## WHAT THIS TASK INVOLVES
Give all the data again exactly.

## Stored dataset items
::::::::::
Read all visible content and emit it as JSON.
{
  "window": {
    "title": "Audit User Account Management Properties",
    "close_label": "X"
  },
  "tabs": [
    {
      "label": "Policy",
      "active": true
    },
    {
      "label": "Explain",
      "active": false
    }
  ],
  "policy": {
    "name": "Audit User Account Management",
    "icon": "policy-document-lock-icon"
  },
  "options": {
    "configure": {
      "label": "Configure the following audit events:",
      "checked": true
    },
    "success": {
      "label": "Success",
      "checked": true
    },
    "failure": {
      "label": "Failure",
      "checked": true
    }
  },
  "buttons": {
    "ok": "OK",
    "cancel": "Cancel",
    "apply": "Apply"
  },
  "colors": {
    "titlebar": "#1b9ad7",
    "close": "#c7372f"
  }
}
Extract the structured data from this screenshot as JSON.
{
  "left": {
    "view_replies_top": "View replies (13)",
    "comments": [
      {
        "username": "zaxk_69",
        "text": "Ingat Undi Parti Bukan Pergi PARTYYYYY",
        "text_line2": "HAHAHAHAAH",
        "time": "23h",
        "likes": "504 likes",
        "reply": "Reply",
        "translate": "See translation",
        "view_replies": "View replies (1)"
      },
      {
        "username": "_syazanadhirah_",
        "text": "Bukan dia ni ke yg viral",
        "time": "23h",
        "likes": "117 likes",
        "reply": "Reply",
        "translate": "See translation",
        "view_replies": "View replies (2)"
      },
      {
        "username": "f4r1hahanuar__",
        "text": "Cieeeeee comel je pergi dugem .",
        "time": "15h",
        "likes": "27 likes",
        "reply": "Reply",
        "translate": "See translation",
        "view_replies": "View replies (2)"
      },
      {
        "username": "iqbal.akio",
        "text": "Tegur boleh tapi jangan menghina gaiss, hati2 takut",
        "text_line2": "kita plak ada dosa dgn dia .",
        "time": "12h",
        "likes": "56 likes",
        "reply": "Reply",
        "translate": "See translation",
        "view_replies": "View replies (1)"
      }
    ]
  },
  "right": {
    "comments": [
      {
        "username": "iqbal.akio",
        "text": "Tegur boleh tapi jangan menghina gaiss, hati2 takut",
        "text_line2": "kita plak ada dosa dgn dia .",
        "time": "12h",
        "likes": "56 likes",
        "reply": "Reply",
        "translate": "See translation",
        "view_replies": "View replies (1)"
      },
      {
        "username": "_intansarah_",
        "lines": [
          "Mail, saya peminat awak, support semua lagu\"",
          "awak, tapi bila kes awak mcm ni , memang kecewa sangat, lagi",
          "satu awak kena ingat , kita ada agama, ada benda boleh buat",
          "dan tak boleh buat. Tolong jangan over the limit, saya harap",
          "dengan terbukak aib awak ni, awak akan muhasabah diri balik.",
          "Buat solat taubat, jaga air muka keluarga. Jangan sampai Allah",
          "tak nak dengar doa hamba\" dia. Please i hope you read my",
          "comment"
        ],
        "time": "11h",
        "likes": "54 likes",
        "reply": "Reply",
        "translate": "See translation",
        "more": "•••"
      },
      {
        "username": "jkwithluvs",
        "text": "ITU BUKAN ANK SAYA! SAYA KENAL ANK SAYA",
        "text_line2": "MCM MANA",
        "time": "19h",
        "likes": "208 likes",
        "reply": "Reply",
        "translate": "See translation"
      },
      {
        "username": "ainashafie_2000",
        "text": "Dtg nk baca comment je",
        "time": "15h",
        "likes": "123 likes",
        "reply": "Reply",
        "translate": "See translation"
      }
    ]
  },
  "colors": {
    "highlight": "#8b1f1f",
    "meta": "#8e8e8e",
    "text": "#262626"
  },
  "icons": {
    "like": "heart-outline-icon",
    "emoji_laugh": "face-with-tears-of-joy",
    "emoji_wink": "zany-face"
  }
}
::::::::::
## EXPECTED ANSWER
Read all visible content and emit it as JSON.
{
  "window": {
    "title": "Audit User Account Management Properties",
    "close_label": "X"
  },
  "tabs": [
    {
      "label": "Policy",
      "active": true
    },
    {
      "label": "Explain",
      "active": false
    }
  ],
  "policy": {
    "name": "Audit User Account Management",
    "icon": "policy-document-lock-icon"
  },
  "options": {
    "configure": {
      "label": "Configure the following audit events:",
      "checked": true
    },
    "success": {
      "label": "Success",
      "checked": true
    },
    "failure": {
      "label": "Failure",
      "checked": true
    }
  },
  "buttons": {
    "ok": "OK",
    "cancel": "Cancel",
    "apply": "Apply"
  },
  "colors": {
    "titlebar": "#1b9ad7",
    "close": "#c7372f"
  }
}
Extract the structured data from this screenshot as JSON.
{
  "left": {
    "view_replies_top": "View replies (13)",
    "comments": [
      {
        "username": "zaxk_69",
        "text": "Ingat Undi Parti Bukan Pergi PARTYYYYY",
        "text_line2": "HAHAHAHAAH",
        "time": "23h",
        "likes": "504 likes",
        "reply": "Reply",
        "translate": "See translation",
        "view_replies": "View replies (1)"
      },
      {
        "username": "_syazanadhirah_",
        "text": "Bukan dia ni ke yg viral",
        "time": "23h",
        "likes": "117 likes",
        "reply": "Reply",
        "translate": "See translation",
        "view_replies": "View replies (2)"
      },
      {
        "username": "f4r1hahanuar__",
        "text": "Cieeeeee comel je pergi dugem .",
        "time": "15h",
        "likes": "27 likes",
        "reply": "Reply",
        "translate": "See translation",
        "view_replies": "View replies (2)"
      },
      {
        "username": "iqbal.akio",
        "text": "Tegur boleh tapi jangan menghina gaiss, hati2 takut",
        "text_line2": "kita plak ada dosa dgn dia .",
        "time": "12h",
        "likes": "56 likes",
        "reply": "Reply",
        "translate": "See translation",
        "view_replies": "View replies (1)"
      }
    ]
  },
  "right": {
    "comments": [
      {
        "username": "iqbal.akio",
        "text": "Tegur boleh tapi jangan menghina gaiss, hati2 takut",
        "text_line2": "kita plak ada dosa dgn dia .",
        "time": "12h",
        "likes": "56 likes",
        "reply": "Reply",
        "translate": "See translation",
        "view_replies": "View replies (1)"
      },
      {
        "username": "_intansarah_",
        "lines": [
          "Mail, saya peminat awak, support semua lagu\"",
          "awak, tapi bila kes awak mcm ni , memang kecewa sangat, lagi",
          "satu awak kena ingat , kita ada agama, ada benda boleh buat",
          "dan tak boleh buat. Tolong jangan over the limit, saya harap",
          "dengan terbukak aib awak ni, awak akan muhasabah diri balik.",
          "Buat solat taubat, jaga air muka keluarga. Jangan sampai Allah",
          "tak nak dengar doa hamba\" dia. Please i hope you read my",
          "comment"
        ],
        "time": "11h",
        "likes": "54 likes",
        "reply": "Reply",
        "translate": "See translation",
        "more": "•••"
      },
      {
        "username": "jkwithluvs",
        "text": "ITU BUKAN ANK SAYA! SAYA KENAL ANK SAYA",
        "text_line2": "MCM MANA",
        "time": "19h",
        "likes": "208 likes",
        "reply": "Reply",
        "translate": "See translation"
      },
      {
        "username": "ainashafie_2000",
        "text": "Dtg nk baca comment je",
        "time": "15h",
        "likes": "123 likes",
        "reply": "Reply",
        "translate": "See translation"
      }
    ]
  },
  "colors": {
    "highlight": "#8b1f1f",
    "meta": "#8e8e8e",
    "text": "#262626"
  },
  "icons": {
    "like": "heart-outline-icon",
    "emoji_laugh": "face-with-tears-of-joy",
    "emoji_wink": "zany-face"
  }
}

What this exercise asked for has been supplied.